**What you are asked to do**
Output all the data exactly as it appears below.

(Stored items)
########################################

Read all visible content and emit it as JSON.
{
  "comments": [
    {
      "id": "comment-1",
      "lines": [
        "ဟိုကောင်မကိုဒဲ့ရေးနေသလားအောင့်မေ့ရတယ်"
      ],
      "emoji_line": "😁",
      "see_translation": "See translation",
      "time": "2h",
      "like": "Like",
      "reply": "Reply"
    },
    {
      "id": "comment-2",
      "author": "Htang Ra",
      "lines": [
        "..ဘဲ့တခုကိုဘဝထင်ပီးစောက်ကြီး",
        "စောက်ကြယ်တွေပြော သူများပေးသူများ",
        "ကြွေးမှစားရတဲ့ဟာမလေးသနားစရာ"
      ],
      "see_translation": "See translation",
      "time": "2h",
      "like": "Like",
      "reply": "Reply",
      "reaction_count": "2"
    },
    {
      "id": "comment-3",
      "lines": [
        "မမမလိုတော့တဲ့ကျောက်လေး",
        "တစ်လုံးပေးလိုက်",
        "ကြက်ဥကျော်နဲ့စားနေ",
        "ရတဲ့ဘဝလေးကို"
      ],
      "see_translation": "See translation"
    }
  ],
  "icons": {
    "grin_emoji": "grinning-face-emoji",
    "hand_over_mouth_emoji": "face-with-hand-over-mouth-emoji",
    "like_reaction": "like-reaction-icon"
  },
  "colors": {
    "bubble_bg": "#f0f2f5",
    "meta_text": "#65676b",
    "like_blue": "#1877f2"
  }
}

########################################

**Exercise response**
Read all visible content and emit it as JSON.
{
  "comments": [
    {
      "id": "comment-1",
      "lines": [
        "ဟိုကောင်မကိုဒဲ့ရေးနေသလားအောင့်မေ့ရတယ်"
      ],
      "emoji_line": "😁",
      "see_translation": "See translation",
      "time": "2h",
      "like": "Like",
      "reply": "Reply"
    },
    {
      "id": "comment-2",
      "author": "Htang Ra",
      "lines": [
        "..ဘဲ့တခုကိုဘဝထင်ပီးစောက်ကြီး",
        "စောက်ကြယ်တွေပြော သူများပေးသူများ",
        "ကြွေးမှစားရတဲ့ဟာမလေးသနားစရာ"
      ],
      "see_translation": "See translation",
      "time": "2h",
      "like": "Like",
      "reply": "Reply",
      "reaction_count": "2"
    },
    {
      "id": "comment-3",
      "lines": [
        "မမမလိုတော့တဲ့ကျောက်လေး",
        "တစ်လုံးပေးလိုက်",
        "ကြက်ဥကျော်နဲ့စားနေ",
        "ရတဲ့ဘဝလေးကို"
      ],
      "see_translation": "See translation"
    }
  ],
  "icons": {
    "grin_emoji": "grinning-face-emoji",
    "hand_over_mouth_emoji": "face-with-hand-over-mouth-emoji",
    "like_reaction": "like-reaction-icon"
  },
  "colors": {
    "bubble_bg": "#f0f2f5",
    "meta_text": "#65676b",
    "like_blue": "#1877f2"
  }
}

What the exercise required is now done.